LONDON (Reuters) - UK-based air services company Bond Aviation said on Thursday it had grounded its global fleet of 38 EC135 helicopters following a technical fault, less than two weeks after one of its aircraft crashed into a Scottish pub, killing nine people.
A company spokeswoman said one of the helicopters made by a subsidiary of aerospace group EADS EAD.PA had experienced an indicator defect on Wednesday but declined to give more details of where the incident took place.
“We are continuing to investigate that technical fault that resulted in us temporarily suspending operations,” she said.

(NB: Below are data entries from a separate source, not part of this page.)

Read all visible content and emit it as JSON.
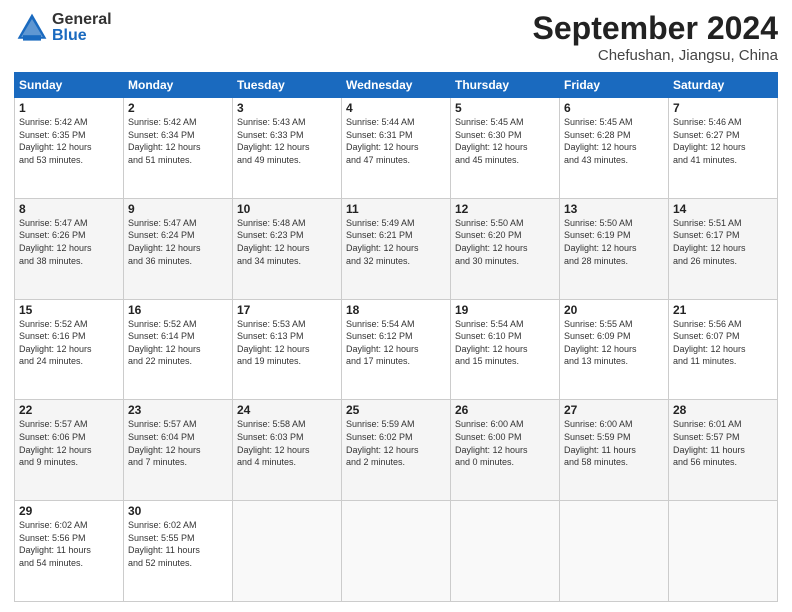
{
  "header": {
    "logo_general": "General",
    "logo_blue": "Blue",
    "month_title": "September 2024",
    "subtitle": "Chefushan, Jiangsu, China"
  },
  "days_of_week": [
    "Sunday",
    "Monday",
    "Tuesday",
    "Wednesday",
    "Thursday",
    "Friday",
    "Saturday"
  ],
  "weeks": [
    [
      {
        "day": "1",
        "info": "Sunrise: 5:42 AM\nSunset: 6:35 PM\nDaylight: 12 hours\nand 53 minutes."
      },
      {
        "day": "2",
        "info": "Sunrise: 5:42 AM\nSunset: 6:34 PM\nDaylight: 12 hours\nand 51 minutes."
      },
      {
        "day": "3",
        "info": "Sunrise: 5:43 AM\nSunset: 6:33 PM\nDaylight: 12 hours\nand 49 minutes."
      },
      {
        "day": "4",
        "info": "Sunrise: 5:44 AM\nSunset: 6:31 PM\nDaylight: 12 hours\nand 47 minutes."
      },
      {
        "day": "5",
        "info": "Sunrise: 5:45 AM\nSunset: 6:30 PM\nDaylight: 12 hours\nand 45 minutes."
      },
      {
        "day": "6",
        "info": "Sunrise: 5:45 AM\nSunset: 6:28 PM\nDaylight: 12 hours\nand 43 minutes."
      },
      {
        "day": "7",
        "info": "Sunrise: 5:46 AM\nSunset: 6:27 PM\nDaylight: 12 hours\nand 41 minutes."
      }
    ],
    [
      {
        "day": "8",
        "info": "Sunrise: 5:47 AM\nSunset: 6:26 PM\nDaylight: 12 hours\nand 38 minutes."
      },
      {
        "day": "9",
        "info": "Sunrise: 5:47 AM\nSunset: 6:24 PM\nDaylight: 12 hours\nand 36 minutes."
      },
      {
        "day": "10",
        "info": "Sunrise: 5:48 AM\nSunset: 6:23 PM\nDaylight: 12 hours\nand 34 minutes."
      },
      {
        "day": "11",
        "info": "Sunrise: 5:49 AM\nSunset: 6:21 PM\nDaylight: 12 hours\nand 32 minutes."
      },
      {
        "day": "12",
        "info": "Sunrise: 5:50 AM\nSunset: 6:20 PM\nDaylight: 12 hours\nand 30 minutes."
      },
      {
        "day": "13",
        "info": "Sunrise: 5:50 AM\nSunset: 6:19 PM\nDaylight: 12 hours\nand 28 minutes."
      },
      {
        "day": "14",
        "info": "Sunrise: 5:51 AM\nSunset: 6:17 PM\nDaylight: 12 hours\nand 26 minutes."
      }
    ],
    [
      {
        "day": "15",
        "info": "Sunrise: 5:52 AM\nSunset: 6:16 PM\nDaylight: 12 hours\nand 24 minutes."
      },
      {
        "day": "16",
        "info": "Sunrise: 5:52 AM\nSunset: 6:14 PM\nDaylight: 12 hours\nand 22 minutes."
      },
      {
        "day": "17",
        "info": "Sunrise: 5:53 AM\nSunset: 6:13 PM\nDaylight: 12 hours\nand 19 minutes."
      },
      {
        "day": "18",
        "info": "Sunrise: 5:54 AM\nSunset: 6:12 PM\nDaylight: 12 hours\nand 17 minutes."
      },
      {
        "day": "19",
        "info": "Sunrise: 5:54 AM\nSunset: 6:10 PM\nDaylight: 12 hours\nand 15 minutes."
      },
      {
        "day": "20",
        "info": "Sunrise: 5:55 AM\nSunset: 6:09 PM\nDaylight: 12 hours\nand 13 minutes."
      },
      {
        "day": "21",
        "info": "Sunrise: 5:56 AM\nSunset: 6:07 PM\nDaylight: 12 hours\nand 11 minutes."
      }
    ],
    [
      {
        "day": "22",
        "info": "Sunrise: 5:57 AM\nSunset: 6:06 PM\nDaylight: 12 hours\nand 9 minutes."
      },
      {
        "day": "23",
        "info": "Sunrise: 5:57 AM\nSunset: 6:04 PM\nDaylight: 12 hours\nand 7 minutes."
      },
      {
        "day": "24",
        "info": "Sunrise: 5:58 AM\nSunset: 6:03 PM\nDaylight: 12 hours\nand 4 minutes."
      },
      {
        "day": "25",
        "info": "Sunrise: 5:59 AM\nSunset: 6:02 PM\nDaylight: 12 hours\nand 2 minutes."
      },
      {
        "day": "26",
        "info": "Sunrise: 6:00 AM\nSunset: 6:00 PM\nDaylight: 12 hours\nand 0 minutes."
      },
      {
        "day": "27",
        "info": "Sunrise: 6:00 AM\nSunset: 5:59 PM\nDaylight: 11 hours\nand 58 minutes."
      },
      {
        "day": "28",
        "info": "Sunrise: 6:01 AM\nSunset: 5:57 PM\nDaylight: 11 hours\nand 56 minutes."
      }
    ],
    [
      {
        "day": "29",
        "info": "Sunrise: 6:02 AM\nSunset: 5:56 PM\nDaylight: 11 hours\nand 54 minutes."
      },
      {
        "day": "30",
        "info": "Sunrise: 6:02 AM\nSunset: 5:55 PM\nDaylight: 11 hours\nand 52 minutes."
      },
      {
        "day": "",
        "info": ""
      },
      {
        "day": "",
        "info": ""
      },
      {
        "day": "",
        "info": ""
      },
      {
        "day": "",
        "info": ""
      },
      {
        "day": "",
        "info": ""
      }
    ]
  ]
}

The incident came after a Bond Aviation helicopter leased to the police fell from the sky onto the Clutha pub in Glasgow on November 29, killing three crew and six others in the busy venue.
The dead included Bond Aviation pilot David Traill who was flying the helicopter and two police officers.
“Bond operates the helicopters for the air ambulance and for the police,” the spokesman said.
So far, Britain’s Air Accidents Investigation Branch (AAIB) has found no evidence of engine or gear-box failure in that helicopter and investigations are continuing.
The Bond spokesman said the company was left with 22 EC135 helicopters operating in Britain after the Scotland crash and these had been suspended as a “precautionary measure”. Sixteen more are overseas.
The company says on its website that it also operates in Ireland and Australia.
Established in 1961, Bond provides search and rescue, offshore crew-change transport, air ambulance support, police helicopter support, and specialist services such as offshore wind farm and lighthouse maintenance, and aerial lifting.
Reporting by Belinda Goldsmith; editing by Stephen Addison